DATASET EXTRACT:
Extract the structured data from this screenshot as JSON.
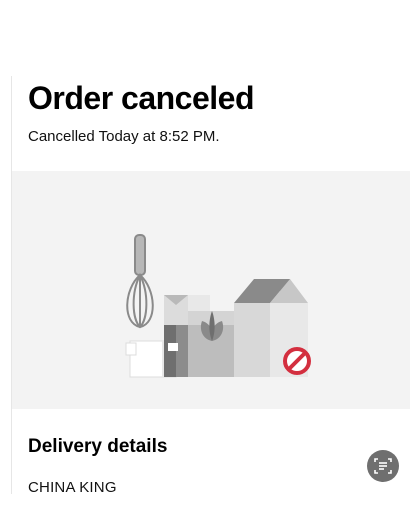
{
  "order": {
    "title": "Order canceled",
    "subtitle": "Cancelled Today at 8:52 PM."
  },
  "hero": {
    "illustration": "canceled-grocery-illustration",
    "badge_icon": "no-entry-icon",
    "badge_color": "#d32f3f"
  },
  "delivery": {
    "heading": "Delivery details",
    "restaurant": "CHINA KING"
  },
  "floating_action": {
    "icon": "text-scan-icon"
  },
  "colors": {
    "background": "#ffffff",
    "hero_background": "#f3f3f3",
    "text": "#000000"
  }
}
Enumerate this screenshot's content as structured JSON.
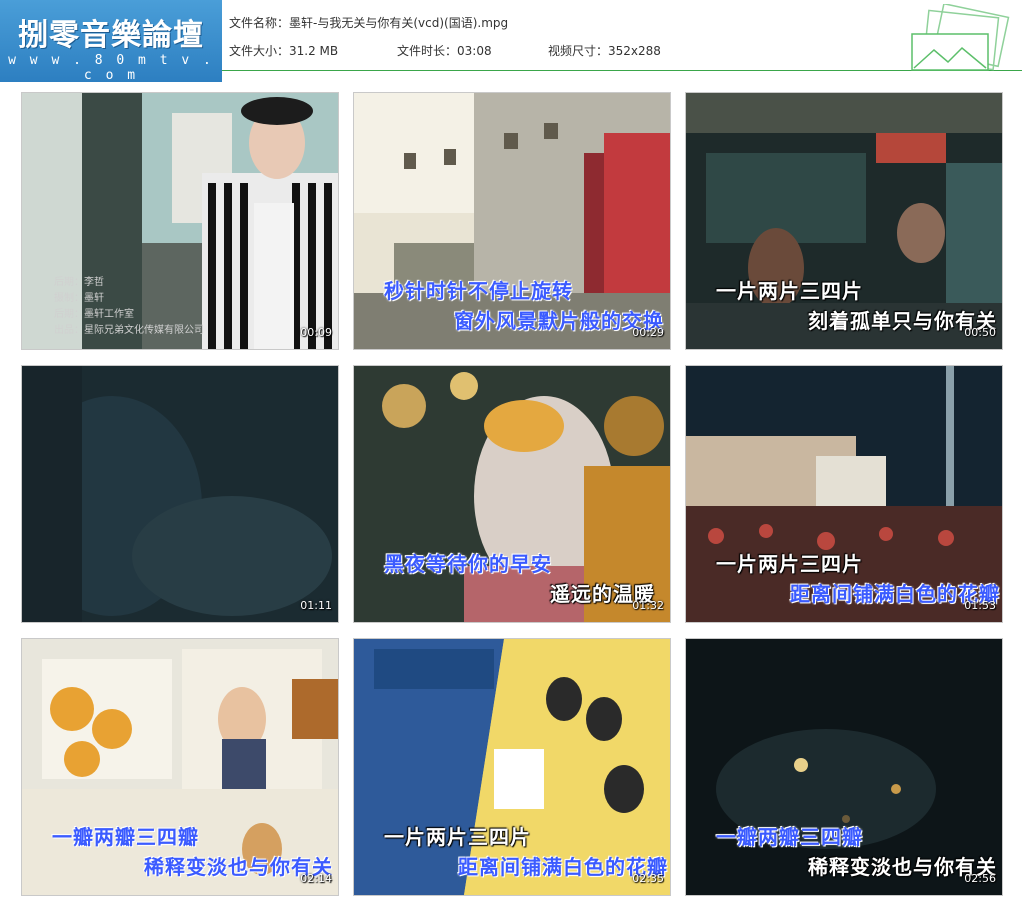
{
  "logo": {
    "title": "捌零音樂論壇",
    "url": "w w w . 8 0 m t v . c o m"
  },
  "file_info": {
    "name_label": "文件名称：",
    "name_value": "墨轩-与我无关与你有关(vcd)(国语).mpg",
    "size_label": "文件大小：",
    "size_value": "31.2 MB",
    "duration_label": "文件时长：",
    "duration_value": "03:08",
    "dimensions_label": "视频尺寸：",
    "dimensions_value": "352x288"
  },
  "thumbnails": [
    {
      "time": "00:09",
      "credits": [
        "后期：李哲",
        "摄制：墨轩",
        "后期：墨轩工作室",
        "出品：星际兄弟文化传媒有限公司"
      ],
      "lyrics": []
    },
    {
      "time": "00:29",
      "lyrics": [
        "秒针时针不停止旋转",
        "窗外风景默片般的交换"
      ]
    },
    {
      "time": "00:50",
      "lyrics": [
        "一片两片三四片",
        "刻着孤单只与你有关"
      ]
    },
    {
      "time": "01:11",
      "lyrics": []
    },
    {
      "time": "01:32",
      "lyrics": [
        "黑夜等待你的早安",
        "遥远的温暖"
      ]
    },
    {
      "time": "01:53",
      "lyrics": [
        "一片两片三四片",
        "距离间铺满白色的花瓣"
      ]
    },
    {
      "time": "02:14",
      "lyrics": [
        "一瓣两瓣三四瓣",
        "稀释变淡也与你有关"
      ]
    },
    {
      "time": "02:35",
      "lyrics": [
        "一片两片三四片",
        "距离间铺满白色的花瓣"
      ]
    },
    {
      "time": "02:56",
      "lyrics": [
        "一瓣两瓣三四瓣",
        "稀释变淡也与你有关"
      ]
    }
  ],
  "colors": {
    "accent_green": "#3aa64a",
    "logo_blue": "#2d7fc1",
    "lyric_blue": "#3b5bff"
  },
  "icons": {
    "header_decoration": "green-folders-icon"
  }
}
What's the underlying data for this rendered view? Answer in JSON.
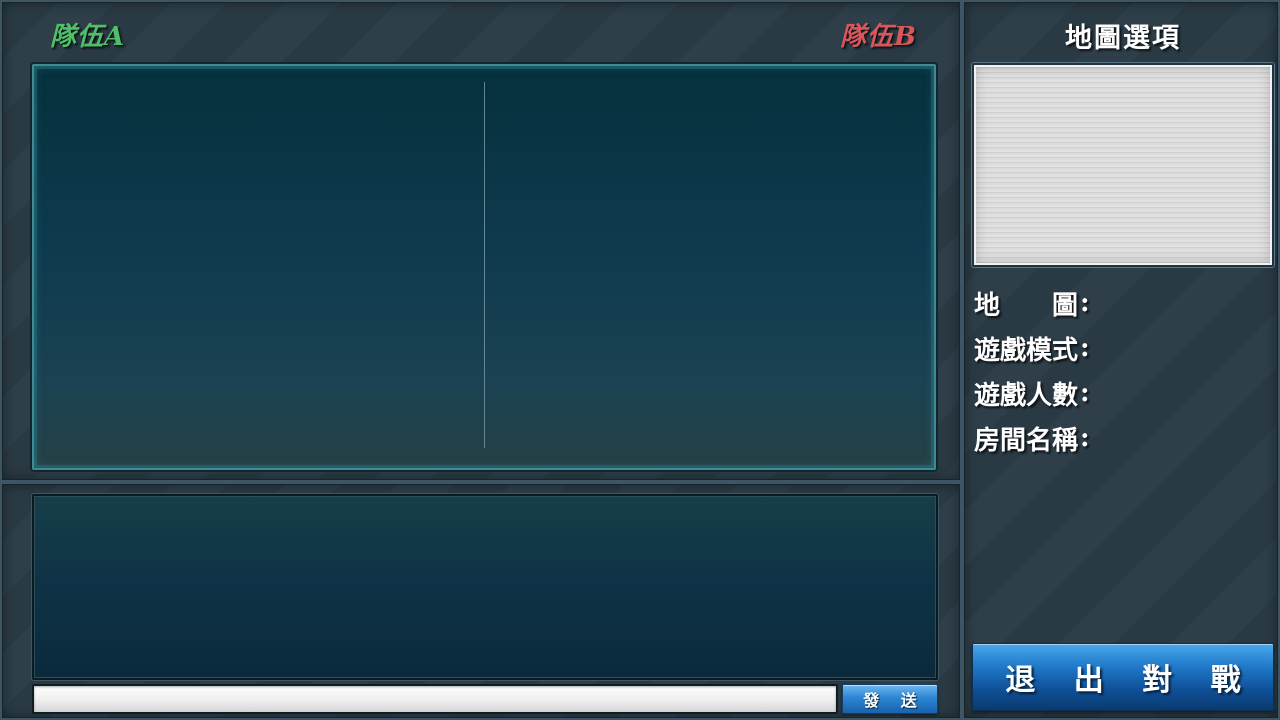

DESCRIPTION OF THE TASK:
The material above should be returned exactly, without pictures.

EXERCISE ANSWER:
Extract the structured data from this screenshot as JSON.
{
  "order": {
    "title": "Order canceled",
    "subtitle": "Cancelled Today at 8:52 PM."
  },
  "hero": {
    "illustration": "canceled-grocery-illustration",
    "badge_icon": "no-entry-icon",
    "badge_color": "#d32f3f"
  },
  "delivery": {
    "heading": "Delivery details",
    "restaurant": "CHINA KING"
  },
  "floating_action": {
    "icon": "text-scan-icon"
  },
  "colors": {
    "background": "#ffffff",
    "hero_background": "#f3f3f3",
    "text": "#000000"
  }
}
Enumerate this screenshot's content as structured JSON.
{
  "logo": {
    "title": "捌零音樂論壇",
    "url": "w w w . 8 0 m t v . c o m"
  },
  "file_info": {
    "name_label": "文件名称：",
    "name_value": "墨轩-与我无关与你有关(vcd)(国语).mpg",
    "size_label": "文件大小：",
    "size_value": "31.2 MB",
    "duration_label": "文件时长：",
    "duration_value": "03:08",
    "dimensions_label": "视频尺寸：",
    "dimensions_value": "352x288"
  },
  "thumbnails": [
    {
      "time": "00:09",
      "credits": [
        "后期：李哲",
        "摄制：墨轩",
        "后期：墨轩工作室",
        "出品：星际兄弟文化传媒有限公司"
      ],
      "lyrics": []
    },
    {
      "time": "00:29",
      "lyrics": [
        "秒针时针不停止旋转",
        "窗外风景默片般的交换"
      ]
    },
    {
      "time": "00:50",
      "lyrics": [
        "一片两片三四片",
        "刻着孤单只与你有关"
      ]
    },
    {
      "time": "01:11",
      "lyrics": []
    },
    {
      "time": "01:32",
      "lyrics": [
        "黑夜等待你的早安",
        "遥远的温暖"
      ]
    },
    {
      "time": "01:53",
      "lyrics": [
        "一片两片三四片",
        "距离间铺满白色的花瓣"
      ]
    },
    {
      "time": "02:14",
      "lyrics": [
        "一瓣两瓣三四瓣",
        "稀释变淡也与你有关"
      ]
    },
    {
      "time": "02:35",
      "lyrics": [
        "一片两片三四片",
        "距离间铺满白色的花瓣"
      ]
    },
    {
      "time": "02:56",
      "lyrics": [
        "一瓣两瓣三四瓣",
        "稀释变淡也与你有关"
      ]
    }
  ],
  "colors": {
    "accent_green": "#3aa64a",
    "logo_blue": "#2d7fc1",
    "lyric_blue": "#3b5bff"
  },
  "icons": {
    "header_decoration": "green-folders-icon"
  }
}
What's the underlying data for this rendered view? Answer in JSON.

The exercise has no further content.